[Dataset rows describing interfaces]
______
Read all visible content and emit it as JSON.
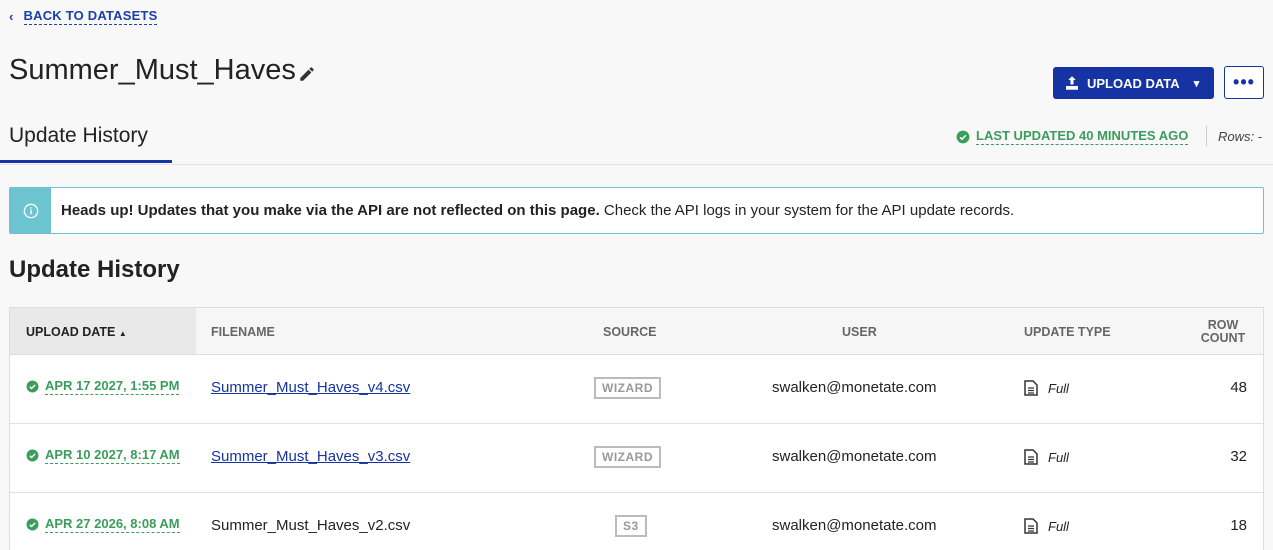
{
  "nav": {
    "back_label": "BACK TO DATASETS"
  },
  "header": {
    "title": "Summer_Must_Haves",
    "upload_label": "UPLOAD DATA"
  },
  "tab": {
    "label": "Update History",
    "last_updated": "LAST UPDATED 40 MINUTES AGO",
    "rows_label": "Rows: -"
  },
  "alert": {
    "bold": "Heads up! Updates that you make via the API are not reflected on this page.",
    "text": " Check the API logs in your system for the API update records."
  },
  "section": {
    "title": "Update History"
  },
  "table": {
    "headers": {
      "upload_date": "UPLOAD DATE",
      "filename": "FILENAME",
      "source": "SOURCE",
      "user": "USER",
      "update_type": "UPDATE TYPE",
      "row_count_1": "ROW",
      "row_count_2": "COUNT"
    },
    "rows": [
      {
        "date": "APR 17 2027, 1:55 PM",
        "filename": "Summer_Must_Haves_v4.csv",
        "source": "WIZARD",
        "user": "swalken@monetate.com",
        "type": "Full",
        "count": "48"
      },
      {
        "date": "APR 10 2027, 8:17 AM",
        "filename": "Summer_Must_Haves_v3.csv",
        "source": "WIZARD",
        "user": "swalken@monetate.com",
        "type": "Full",
        "count": "32"
      },
      {
        "date": "APR 27 2026, 8:08 AM",
        "filename": "Summer_Must_Haves_v2.csv",
        "source": "S3",
        "user": "swalken@monetate.com",
        "type": "Full",
        "count": "18"
      }
    ]
  },
  "colors": {
    "primary": "#1533a3",
    "success": "#3a9d5b",
    "info": "#6bc4cf"
  }
}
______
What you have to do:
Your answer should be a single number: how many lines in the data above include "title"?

Response area:
2